Carole H.
Carole H.5 years ago

I know very little about the Muslim Brotherhood and take all propaganda for and against with a pinch of salt. I was impressed by them though recently when one of their spokesmen not only acknowledged that they had not instigated the anti-Mubarak protests but actually stressed that they had participated but not led. One of my fears had been that they or some group would seek to take credit for the protests in an effort to get political kudos and thus advantage when (for he surely will) Mubarak finally leaves - well done to them for not trying to hijack credit and for being honest - in that they have my respect - I hope their future actions etc. also command respect. At least in this much they have proved honorable more than we can say about a lot of our politicians.

Ahlam Zaid
Ahlam Zaid5 years ago

Allah bless shabab Masr we thorat masr

Ahlam Zaid
Ahlam Zaid5 years ago

Allah bless people of Egypt ... bless the new revalution

Patricia Alkhazraji
Patricia AK5 years ago

@Monica and her questionable statistics. Egypt is a secular country who happens to be Sunni Muslim not Shia Muslim like Iran. They are more Westernized, but have a proud history. The anti-Mubarak protestors were from all walks of life and were both Christian and Muslim. Their protests were non-violent until they were attacked by thugs from the Ministry of Interior. When the Muslims were praying in Tahir Square, their Christian brothers formed a protective baracade around them so they would not be attacked. After reviewing the Pew report of December 2, 2010 because I could not find a report taken in June 2010, Monica needs to tell the whole story and not pick and choose according to her own biased opinion.

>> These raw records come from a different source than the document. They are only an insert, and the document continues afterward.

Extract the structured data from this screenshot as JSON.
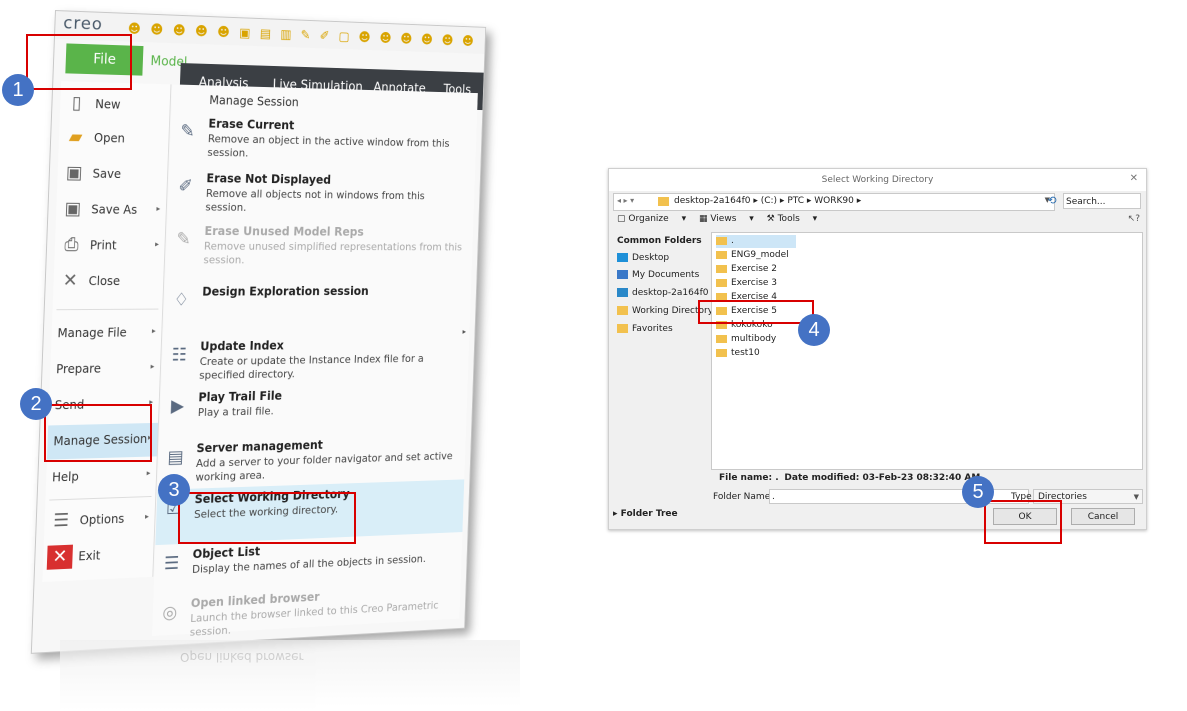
{
  "creo": {
    "logo": "creo",
    "file_tab": "File",
    "model_tab": "Model",
    "ribbon_tabs": [
      "Analysis",
      "Live Simulation",
      "Annotate",
      "Tools"
    ],
    "left_menu": [
      {
        "label": "New",
        "icon": "new-icon",
        "arrow": false
      },
      {
        "label": "Open",
        "icon": "folder-open-icon",
        "arrow": false
      },
      {
        "label": "Save",
        "icon": "save-icon",
        "arrow": false
      },
      {
        "label": "Save As",
        "icon": "save-as-icon",
        "arrow": true
      },
      {
        "label": "Print",
        "icon": "print-icon",
        "arrow": true
      },
      {
        "label": "Close",
        "icon": "close-icon",
        "arrow": false
      },
      {
        "label": "Manage File",
        "arrow": true
      },
      {
        "label": "Prepare",
        "arrow": true
      },
      {
        "label": "Send",
        "arrow": true
      },
      {
        "label": "Manage Session",
        "arrow": true,
        "selected": true
      },
      {
        "label": "Help",
        "arrow": true
      },
      {
        "label": "Options",
        "icon": "options-icon",
        "arrow": true
      },
      {
        "label": "Exit",
        "icon": "exit-icon",
        "arrow": false
      }
    ],
    "submenu_header": "Manage Session",
    "submenu": [
      {
        "title": "Erase Current",
        "desc": "Remove an object in the active window from this session.",
        "icon": "erase-current-icon"
      },
      {
        "title": "Erase Not Displayed",
        "desc": "Remove all objects not in windows from this session.",
        "icon": "erase-not-displayed-icon"
      },
      {
        "title": "Erase Unused Model Reps",
        "desc": "Remove unused simplified representations from this session.",
        "icon": "erase-reps-icon",
        "disabled": true
      },
      {
        "title": "Design Exploration session",
        "desc": "",
        "icon": "design-exploration-icon"
      },
      {
        "title": "Update Index",
        "desc": "Create or update the Instance Index file for a specified directory.",
        "icon": "update-index-icon"
      },
      {
        "title": "Play Trail File",
        "desc": "Play a trail file.",
        "icon": "play-trail-icon"
      },
      {
        "title": "Server management",
        "desc": "Add a server to your folder navigator and set active working area.",
        "icon": "server-icon"
      },
      {
        "title": "Select Working Directory",
        "desc": "Select the working directory.",
        "icon": "working-directory-icon",
        "selected": true
      },
      {
        "title": "Object List",
        "desc": "Display the names of all the objects in session.",
        "icon": "object-list-icon"
      },
      {
        "title": "Open linked browser",
        "desc": "Launch the browser linked to this Creo Parametric session.",
        "icon": "browser-icon",
        "disabled": true
      }
    ]
  },
  "dialog": {
    "title": "Select Working Directory",
    "path": [
      "desktop-2a164f0",
      "(C:)",
      "PTC",
      "WORK90"
    ],
    "search_placeholder": "Search...",
    "toolbar": {
      "organize": "Organize",
      "views": "Views",
      "tools": "Tools"
    },
    "sidebar_header": "Common Folders",
    "sidebar_items": [
      {
        "label": "Desktop",
        "color": "#1e90d8"
      },
      {
        "label": "My Documents",
        "color": "#3a78c8"
      },
      {
        "label": "desktop-2a164f0",
        "color": "#2a88c8"
      },
      {
        "label": "Working Directory",
        "color": "#f2c14e"
      },
      {
        "label": "Favorites",
        "color": "#f2c14e"
      }
    ],
    "folders": [
      ".",
      "ENG9_model",
      "Exercise 2",
      "Exercise 3",
      "Exercise 4",
      "Exercise 5",
      "kokokoko",
      "multibody",
      "test10"
    ],
    "info_name": "File name: .",
    "info_date": "Date modified: 03-Feb-23 08:32:40 AM",
    "folder_name_label": "Folder Name:",
    "folder_name_value": ".",
    "type_label": "Type",
    "type_value": "Directories",
    "folder_tree": "Folder Tree",
    "ok": "OK",
    "cancel": "Cancel"
  },
  "steps": [
    "1",
    "2",
    "3",
    "4",
    "5"
  ],
  "colors": {
    "highlight": "#d80000",
    "badge": "#4472c4",
    "file_tab": "#5ab44a"
  }
}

Donald MacDonald
don MacDonald5 years ago

The real terrorists are elected.